In 2015, Timmermans noted: “[D]iversity is now in some parts of Europe seen as a threat. Diversity comes with challenges. But diversity is humanity’s destiny. There is not going to be, even in the remotest places of this planet, a nation that will not see diversity in its future.”

He didn’t note that many majority-Muslim countries have been growing less diverse, while Europe grows more so.

Timmermans added: “Europe will be diverse, like all other parts of the world will be diverse. The only question is, how do we deal with that diversity? And my answer to that is, by ensuring that our values determine how we deal with diversity and not giving up our values to refuse diversity. That will bring us down as a society.”

Timmermans concluded ominously: “If we don’t get this right, I truly believe Europe will not remain the Europe we built. Europe will not remain a place of peace and freedom, for very long.”

In reality, it is because of his diversity project that Europe might not remain a place of peace and freedom.

Timmermans is right: Islam is a part of European history, is certainly a part of its present, and most assuredly will be in its future. And its presence in Europe has, from its beginning, led to the end of peace and freedom for Europeans.

In my forthcoming book The History of Jihad From Muhammad to ISIS (which you can preorder here), I detail how the Islamic jihadis first attacked Europe in the Seventh Century, as Islam itself was coming into being, and continued to harass and terrorize Europeans for centuries thereafter. If Timmermans and other European leaders knew the history of the jihad against Europe (and elsewhere) that I detail in the book, they might not be so sanguine about Islam’s presence on the continent.

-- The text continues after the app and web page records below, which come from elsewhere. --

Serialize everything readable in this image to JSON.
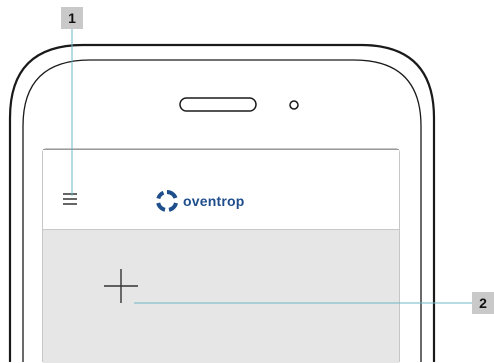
{
  "callouts": [
    {
      "label": "1"
    },
    {
      "label": "2"
    }
  ],
  "app": {
    "brand": "oventrop",
    "icons": {
      "menu": "hamburger-menu-icon",
      "logo": "oventrop-logo-icon",
      "add": "plus-icon"
    }
  },
  "colors": {
    "callout_bg": "#c9c9c9",
    "callout_line": "#6fb7c4",
    "brand_blue": "#1f4e8c",
    "content_bg": "#e6e6e6"
  }
}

To take just one notorious example: after over seven hundred years of trying, the warriors of jihad finally entered Constantinople on May 29, 1453. When they did, they made the streets run with rivers of blood. Muslims raided monasteries and convents, killing or enslaving their inhabitants, and plundered private houses. They entered the Hagia Sophia, which for nearly a thousand years had been the grandest church in Christendom.